NEW YORK CITY — Surrounded by the family members of people who have been killed by police, Gov. Andrew Cuomo signed an executive order Wednesday appointing Attorney General Eric Schneiderman as a special prosecutor to examine such cases.
The move comes after Cuomo was unable to get a law passed in the most recent Albany legislative session to appoint a special prosecutor.
While the Democrat Assembly passed a bill, the mostly Republican Senate wanted the special prosecutor to be regional so an upstate issue would be reviewed by a special prosecutor from upstate, Cuomo said.
The governor pledged to sign an executive order appointing a special prosecutor if the Legislature did not act. The executive order lasts as long the governor in power wants it to last, Cuomo said.
Cuomo said the order was necessary because there is a "crisis of confidence in the criminal justice system" following several high profile cases in New York City and across the country where police have killed unarmed men.
"When a community doesn’t have trust for the fairness of the criminal justice system it creates anarchy and we have had a series of incidents in New York that have raised that question repeatedly," Cuomo said.
Present for the signing was Constance Malcolm, the mother of Ramarley Graham, an unarmed teenager who was chased into his home in The Bronx in 2012 and fatally shot in the chest by police officer Richard Haste, who believed the teen had a weapon. No gun was found.
Gwenn Carr, the mother of Eric Garner, the Staten Island man who died when police officer Daniel Pantaleo placed him in a chokehold after approaching him about selling loose cigarettes, was also there.
In both cases, neither officer was ultimately indicted by a grand jury. Haste's first indictment was thrown out on a technicality when the Bronx District Attorney's Office incorrectly instructed the grand jury. A second grand jury declined to indict him.
In the case of Garner, whose confrontation with police was captured on a dramatic video on which Garner can be heard repeatedly saying he can't breathe, former Staten Island District Attorney Daniel Donovan declined to release minutes from the grand jury.
"It is a crisis of trust," Cuomo said.
The executive order enables the attorney general to step in and supercede county district attorneys in cases where police kill an unarmed civilian or in cases where there are questions about whether the civilian who was killed was armed or dangerous.

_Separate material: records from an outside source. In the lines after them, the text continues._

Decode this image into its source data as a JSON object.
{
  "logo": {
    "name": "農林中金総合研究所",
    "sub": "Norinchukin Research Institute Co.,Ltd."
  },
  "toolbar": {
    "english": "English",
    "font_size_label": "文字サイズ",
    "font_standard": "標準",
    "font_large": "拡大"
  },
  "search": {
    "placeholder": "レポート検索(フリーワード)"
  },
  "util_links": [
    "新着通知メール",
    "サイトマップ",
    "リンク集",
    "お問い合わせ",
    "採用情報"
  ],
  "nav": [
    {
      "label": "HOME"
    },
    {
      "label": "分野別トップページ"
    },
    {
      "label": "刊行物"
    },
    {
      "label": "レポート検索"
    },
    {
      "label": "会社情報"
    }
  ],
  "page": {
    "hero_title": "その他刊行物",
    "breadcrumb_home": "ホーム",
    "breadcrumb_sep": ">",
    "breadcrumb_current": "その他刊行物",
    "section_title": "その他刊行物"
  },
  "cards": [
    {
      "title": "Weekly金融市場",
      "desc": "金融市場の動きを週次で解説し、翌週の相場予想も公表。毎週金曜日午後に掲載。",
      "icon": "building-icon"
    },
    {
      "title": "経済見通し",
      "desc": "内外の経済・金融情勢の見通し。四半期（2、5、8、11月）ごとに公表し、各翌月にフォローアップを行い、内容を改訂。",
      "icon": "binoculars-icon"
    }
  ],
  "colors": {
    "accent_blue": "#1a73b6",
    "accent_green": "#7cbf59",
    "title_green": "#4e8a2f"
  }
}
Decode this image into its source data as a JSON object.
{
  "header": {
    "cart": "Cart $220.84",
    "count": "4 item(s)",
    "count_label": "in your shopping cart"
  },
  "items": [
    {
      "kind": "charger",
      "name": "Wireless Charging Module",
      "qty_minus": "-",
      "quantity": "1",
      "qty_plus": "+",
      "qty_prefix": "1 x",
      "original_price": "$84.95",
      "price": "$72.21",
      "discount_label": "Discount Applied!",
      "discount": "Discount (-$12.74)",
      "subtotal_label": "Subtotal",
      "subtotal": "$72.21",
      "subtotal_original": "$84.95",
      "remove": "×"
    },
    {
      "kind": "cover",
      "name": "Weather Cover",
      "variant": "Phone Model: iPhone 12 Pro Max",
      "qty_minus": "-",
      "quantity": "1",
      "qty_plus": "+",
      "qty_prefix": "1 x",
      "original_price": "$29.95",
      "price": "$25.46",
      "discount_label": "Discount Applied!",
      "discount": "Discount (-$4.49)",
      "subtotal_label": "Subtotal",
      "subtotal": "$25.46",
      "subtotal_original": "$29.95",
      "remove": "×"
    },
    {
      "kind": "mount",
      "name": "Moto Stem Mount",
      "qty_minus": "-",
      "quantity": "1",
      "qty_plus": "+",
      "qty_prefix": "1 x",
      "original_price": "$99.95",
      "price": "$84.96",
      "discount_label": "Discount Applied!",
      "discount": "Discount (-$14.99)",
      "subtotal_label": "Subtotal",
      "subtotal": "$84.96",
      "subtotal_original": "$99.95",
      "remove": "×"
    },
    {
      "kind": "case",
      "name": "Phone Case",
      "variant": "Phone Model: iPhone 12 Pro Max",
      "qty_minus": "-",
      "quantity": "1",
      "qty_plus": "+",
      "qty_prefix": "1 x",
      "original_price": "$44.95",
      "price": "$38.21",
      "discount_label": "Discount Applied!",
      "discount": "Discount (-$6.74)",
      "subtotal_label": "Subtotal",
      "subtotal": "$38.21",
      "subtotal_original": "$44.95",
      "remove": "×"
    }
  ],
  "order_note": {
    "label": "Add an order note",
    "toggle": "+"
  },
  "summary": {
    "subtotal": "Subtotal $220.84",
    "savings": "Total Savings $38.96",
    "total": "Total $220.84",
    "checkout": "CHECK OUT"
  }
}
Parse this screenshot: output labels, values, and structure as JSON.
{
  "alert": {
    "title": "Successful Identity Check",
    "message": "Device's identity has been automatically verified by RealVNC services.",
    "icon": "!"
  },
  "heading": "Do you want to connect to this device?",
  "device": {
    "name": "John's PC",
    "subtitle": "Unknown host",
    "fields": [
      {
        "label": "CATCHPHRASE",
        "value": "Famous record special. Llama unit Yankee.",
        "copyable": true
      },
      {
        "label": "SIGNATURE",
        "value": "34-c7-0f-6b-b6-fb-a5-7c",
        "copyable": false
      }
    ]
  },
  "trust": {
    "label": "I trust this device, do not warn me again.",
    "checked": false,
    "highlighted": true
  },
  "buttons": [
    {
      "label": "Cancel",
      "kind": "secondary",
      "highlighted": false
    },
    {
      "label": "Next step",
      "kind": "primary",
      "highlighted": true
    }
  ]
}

Cuomo and criminal justice reform advocates said that local district attorneys have a natural conflict of interest when it comes to investigating the police because the two agencies work so closely together to gain convictions.
"I’ve had prosecutors say to me, 'I’ve been a DA for decades...I’ve indicted over 200 police officers. How can you say to me that I have a conflict after such a record?'" Cuomo said.
"Conflict of interest can be real or perceived, but even if there is a perceived conflict of interest, it’s a problem."
Cuomo said the attorney general "does not have that level of relationship with the police department that could pose that conflict."
Schneiderman praised the state's district attorneys as "diligent and hardworking" but said the concept of "equal justice under the law" was at stake.
"If people can't see that the system is fair, the system won't work," said Schneiderman, who requested the appointment as special prosecutor last year.
The city's district attorneys and police unions oppose the move.
Pat Lynch, president of the Patrolmen's Benevolent Association, said a special prosecutor was "unecessary" given the "many levels of oversight that already exist."
"The rules of law apply regardless of who is investigating a case, but our concern is that there will be pressure on a special prosecutor to indict an officer for the sake of public perception and that does not serve the ends of justice," Lynch said.
Bronx District Attorney Robert Johnson questioned whether the Attorney General's office "has the necessary resources" to handle the "intricate investigations" of police killing cases.
"I am sure that their office has nowhere near the experience that my assistants and I have amassed. My office has handled at least nine controversial death cases involving the NYPD and two non-fatal cases," Johnson said.
Cuomo disagreed. The ultimate goal is a law that would make a special prosecutor permanent, he added.
After the deaths of their loved ones, Malcolm said there was no way family members could not work for change.
"We [are] in a boat that nobody wants to be in. I can say right now it's very crowded. We don't need anyone else in this boat," she said.